In the upcoming issue of the journal Sports Medicine, Andrea Braakhius of the University of Auckland and Will Hopkins of Victoria University in Australia take a comprehensive look at the effect of antioxidants on sport performance. Crucially, they’re not looking at intermediate endpoints like antioxidant levels or markers of inflammation in the body – they’re looking only at studies where actual increases or decreases in athletic performance are measured. In all, they pool the results of 71 different studies.
The overall take? “Chronic consumption of dietary antioxidants is likely harmful.” In other words, if you faithfully take your 1,000 milligram vitamin C pill every morning, you’re likely doing more harm than good to your athletic performance. Of course, the details are a little more complex.
There’s no doubt that intense exercise leads to the production of “reactive oxygen species” that can damage cells and muscle fibers, disrupt immune function, and contribute to fatigue. The tricky part is that reactive oxygen species can also have positive effects, triggering glycogen resynthesis, reducing infection risk, and initiating the body’s all-important adaptive responses to training. That last point is the most concerning one for athletes: use antioxidants to suppress the reactive oxygen species generated by training, and you may also suppress the fitness gains that are supposed to follow training. This effect has been demonstrated in numerous studies.
As a result of these mixed effects, context matters. Antioxidants may be useful in some cases, and harmful in others. A general trend that emerges in the review is that acute use of some antioxidants may have immediate benefits for performance, but if you keep taking them on a regular basis, they end up having negative effects.
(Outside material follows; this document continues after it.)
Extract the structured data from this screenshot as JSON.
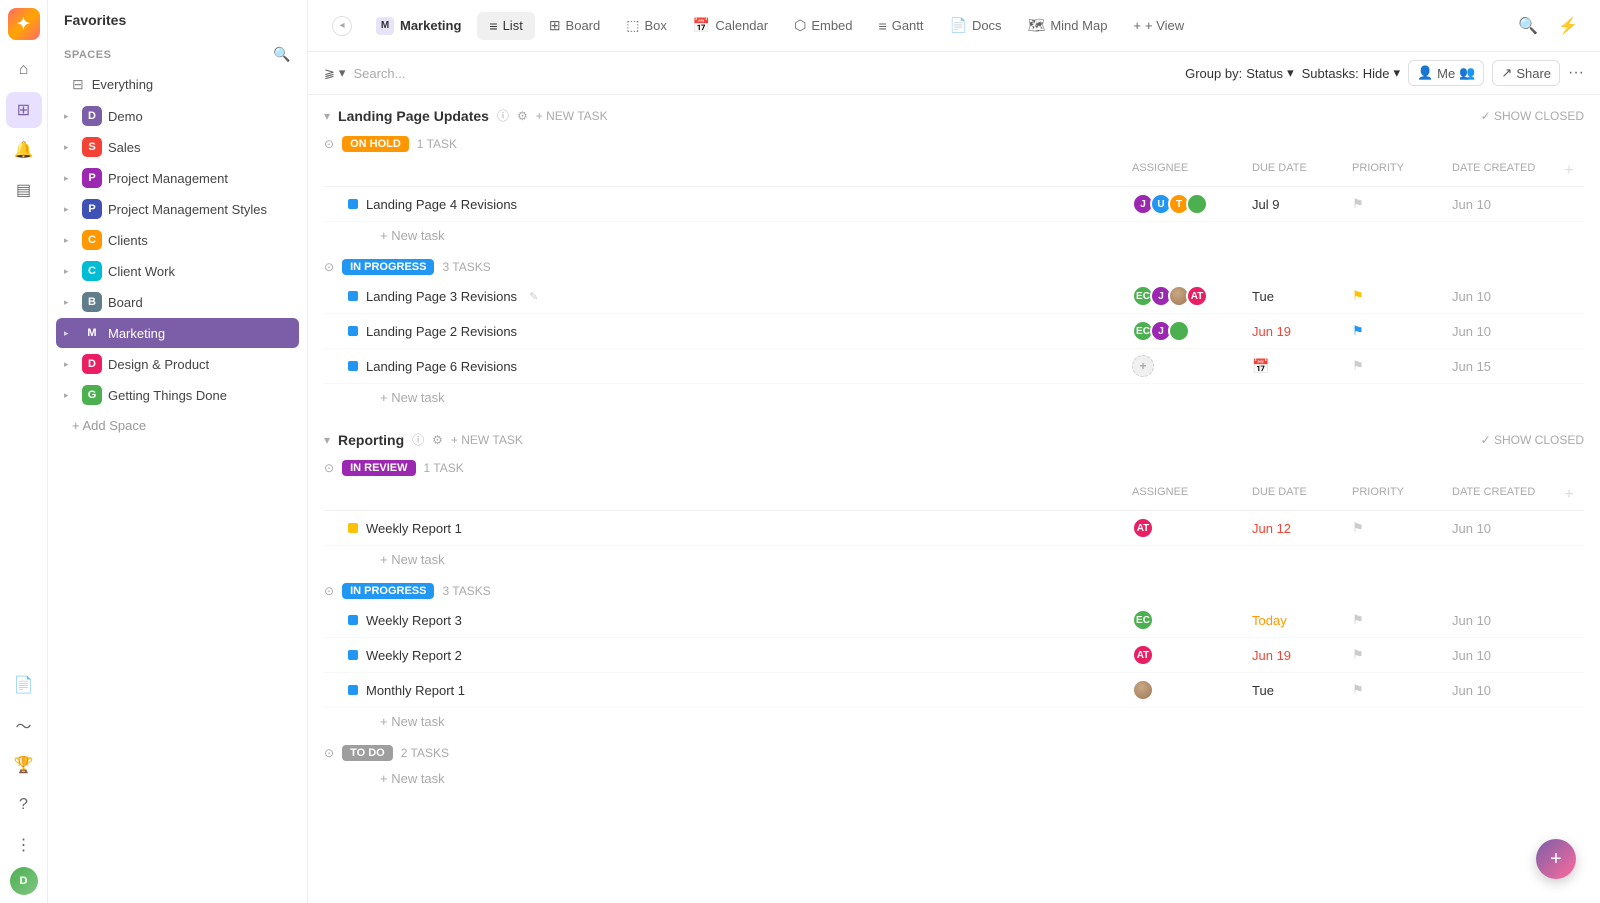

But even the acute benefits are very difficult to harness, when you take a closer look. For example, N-acetylcysteine (better known as NAC) has some of the most positive research suggesting that it can help performance acutely (though it, too, has negative effects if taken chronically). But it’s extremely difficult to absorb when taken orally (only 6-10 percent is absorbed), so most of the studies use intravenous injections – which, as the authors acknowledge (and the current controversy over Alberto Salazar’s use of injected supplements emphasises) raises some significant ethical questions. If you do take it orally, there are serious side effects including “conjunctival irritation; dysphoria, vomiting, diarrhoea, nausea and loss of coordination.” All in all, it seems like a pretty iffy proposition.
Other seemingly promising supplements run into similar tradeoffs. As the authors conclude: “In summary of this review, chronic vitamin E intake appears to enhance performance at altitude but potentially impairs performance at sea level. Quercetin has a small benefit on endurance performance but only in untrained subjects. Resveratrol appears to benefit performance in fit, healthy rats but is potentially detrimental to inactive rodents and humans…” And so on.
One antioxidant the authors didn’t cover in detail is vitamin C, because one of them had already published a detailed review of its effects on sport performance in 2012. Of the 12 studies in that review, four showed significant negative results on performance and another four showed negative results that weren’t statistically significant – a fairly damning overall picture. The conclusion from that study is one that I think can be applied more generally to the antioxidants in the new review:
“Doses of ∼0.2 g·d(-1) of vitamin C consumed through five or more servings of fruit and vegetables may be sufficient to reduce oxidative stress and provide other health benefits without impairing training adaptations.”